He rejects any blame, and has said that problems could have been averted had Cyprus negotiated better terms for the Greek debt write-down agreed by European leaders in October 2011.
He told parliament on April 30 that he was rarely consulted by Christofias.
In his speech on Wednesday, Orphanides questioned why Christofias did nothing to protect the island’s banks when he knew of the damage a 75 per cent write-down or haircut, would inflict on Cyprus in particular.
“Why did he support the haircut the way it was done - magnifying the losses of Cypriot banks?” Orphanides said.
The former governor also wondered why Christofias had not asked for Cypriot banks to be recapitalised by the stability fund like their Greek counterparts.
And “why had the government not insisted on our banks to be able to draw funds directly from the European stability fund if necessary so that Cyprus was protected in case the need arose for temporary support, since the government faced difficulties in the markets?”
Commenting on this during Friday’s conference, Christofias seemingly put potential personal cost above the one for Cyprus, which was the only one that would face big problems with the haircut.
“I cannot imagine what would have happened if I said Cyprus is against (the haircut). Therefore, naturally gave my vote too, irrespective of whether I saw the dangers for us.”

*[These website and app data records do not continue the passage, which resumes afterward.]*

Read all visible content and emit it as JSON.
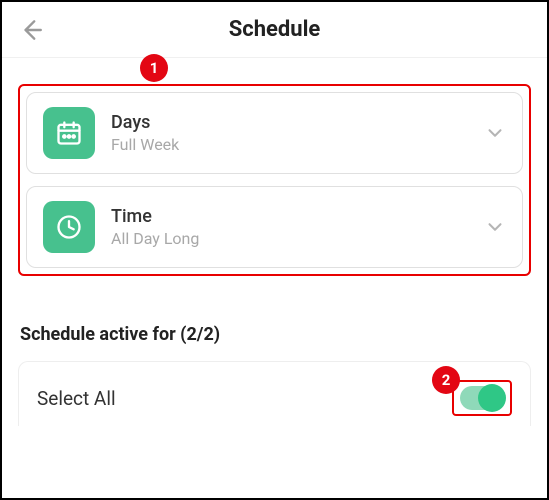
{
  "header": {
    "title": "Schedule"
  },
  "annotations": {
    "badge1": "1",
    "badge2": "2"
  },
  "cards": {
    "days": {
      "title": "Days",
      "subtitle": "Full Week"
    },
    "time": {
      "title": "Time",
      "subtitle": "All Day Long"
    }
  },
  "section": {
    "title": "Schedule active for (2/2)",
    "selectAll": "Select All",
    "toggleOn": true
  }
}
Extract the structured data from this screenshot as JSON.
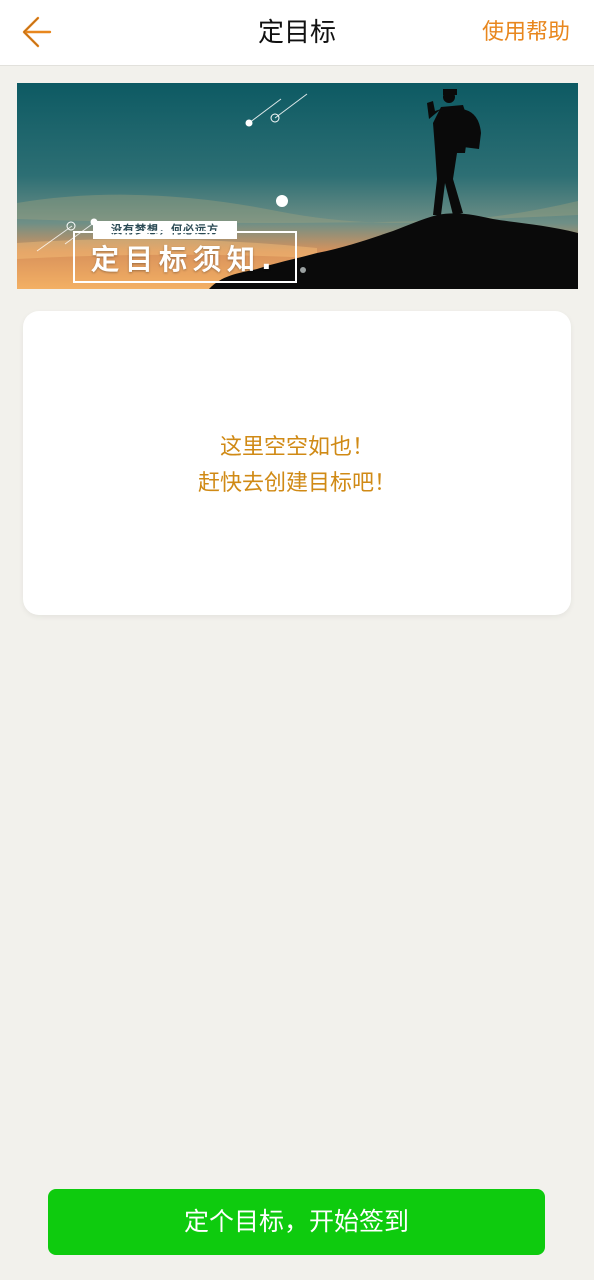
{
  "header": {
    "back_icon": "chevron-left-icon",
    "title": "定目标",
    "help_label": "使用帮助",
    "accent_color": "#e8871e"
  },
  "banner": {
    "subtitle": "没有梦想，何必远方",
    "title": "定目标须知.",
    "slide_index": 1,
    "slide_count": 1
  },
  "empty_state": {
    "line1": "这里空空如也！",
    "line2": "赶快去创建目标吧！",
    "color": "#d08a15"
  },
  "footer": {
    "button_label": "定个目标，开始签到",
    "button_color": "#0ecb0e"
  }
}
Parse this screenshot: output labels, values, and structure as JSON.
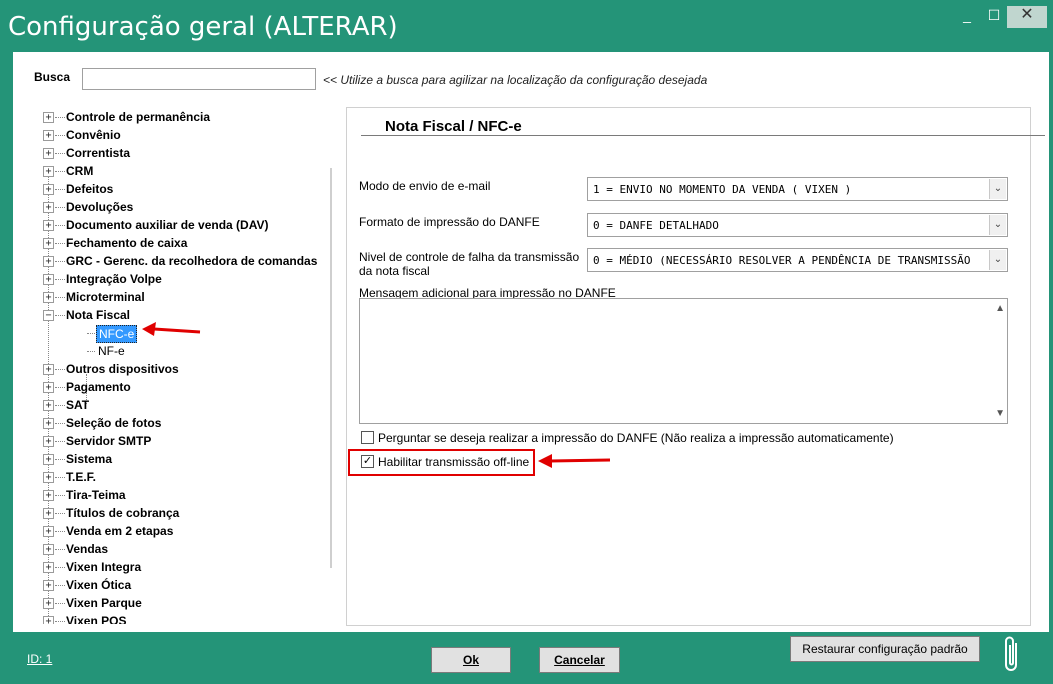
{
  "window": {
    "title": "Configuração geral (ALTERAR)",
    "minimize": "_",
    "maximize": "☐",
    "close": "✕"
  },
  "search": {
    "label": "Busca",
    "value": "",
    "hint": "<< Utilize a busca para agilizar na localização da configuração desejada"
  },
  "tree": {
    "items": [
      {
        "label": "Controle de permanência",
        "expanded": false
      },
      {
        "label": "Convênio",
        "expanded": false
      },
      {
        "label": "Correntista",
        "expanded": false
      },
      {
        "label": "CRM",
        "expanded": false
      },
      {
        "label": "Defeitos",
        "expanded": false
      },
      {
        "label": "Devoluções",
        "expanded": false
      },
      {
        "label": "Documento auxiliar de venda (DAV)",
        "expanded": false
      },
      {
        "label": "Fechamento de caixa",
        "expanded": false
      },
      {
        "label": "GRC - Gerenc. da recolhedora de comandas",
        "expanded": false
      },
      {
        "label": "Integração Volpe",
        "expanded": false
      },
      {
        "label": "Microterminal",
        "expanded": false
      },
      {
        "label": "Nota Fiscal",
        "expanded": true
      },
      {
        "label": "Outros dispositivos",
        "expanded": false
      },
      {
        "label": "Pagamento",
        "expanded": false
      },
      {
        "label": "SAT",
        "expanded": false
      },
      {
        "label": "Seleção de fotos",
        "expanded": false
      },
      {
        "label": "Servidor SMTP",
        "expanded": false
      },
      {
        "label": "Sistema",
        "expanded": false
      },
      {
        "label": "T.E.F.",
        "expanded": false
      },
      {
        "label": "Tira-Teima",
        "expanded": false
      },
      {
        "label": "Títulos de cobrança",
        "expanded": false
      },
      {
        "label": "Venda em 2 etapas",
        "expanded": false
      },
      {
        "label": "Vendas",
        "expanded": false
      },
      {
        "label": "Vixen Integra",
        "expanded": false
      },
      {
        "label": "Vixen Ótica",
        "expanded": false
      },
      {
        "label": "Vixen Parque",
        "expanded": false
      },
      {
        "label": "Vixen POS",
        "expanded": false
      }
    ],
    "nota_fiscal_children": [
      {
        "label": "NFC-e",
        "selected": true
      },
      {
        "label": "NF-e",
        "selected": false
      }
    ],
    "collapsed_glyph": "+",
    "expanded_glyph": "−"
  },
  "form": {
    "title": "Nota Fiscal / NFC-e",
    "email_mode": {
      "label": "Modo de envio de e-mail",
      "value": "1 = ENVIO NO MOMENTO DA VENDA ( VIXEN )"
    },
    "danfe_format": {
      "label": "Formato de impressão do DANFE",
      "value": "0 = DANFE DETALHADO"
    },
    "failure_control": {
      "label": "Nivel de controle de falha da transmissão da nota fiscal",
      "value": "0 = MÉDIO (NECESSÁRIO RESOLVER A PENDÊNCIA DE TRANSMISSÃO"
    },
    "extra_message": {
      "label": "Mensagem adicional para impressão no DANFE",
      "value": ""
    },
    "ask_print": {
      "label": "Perguntar se deseja realizar a impressão do DANFE (Não realiza a impressão automaticamente)",
      "checked": false
    },
    "offline": {
      "label": "Habilitar transmissão off-line",
      "checked": true
    },
    "dropdown_glyph": "⌄"
  },
  "footer": {
    "id_label": "ID: 1",
    "ok": "Ok",
    "cancel": "Cancelar",
    "restore": "Restaurar configuração padrão"
  },
  "colors": {
    "window_bg": "#249478",
    "selection": "#3399ff",
    "annotation": "#e00000"
  }
}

Asked about his relation with Orphanides, Christofias said “my experiences with my friend Thanasis were traumatic. No governor of a central bank can impose his will on the executive, elected by the people."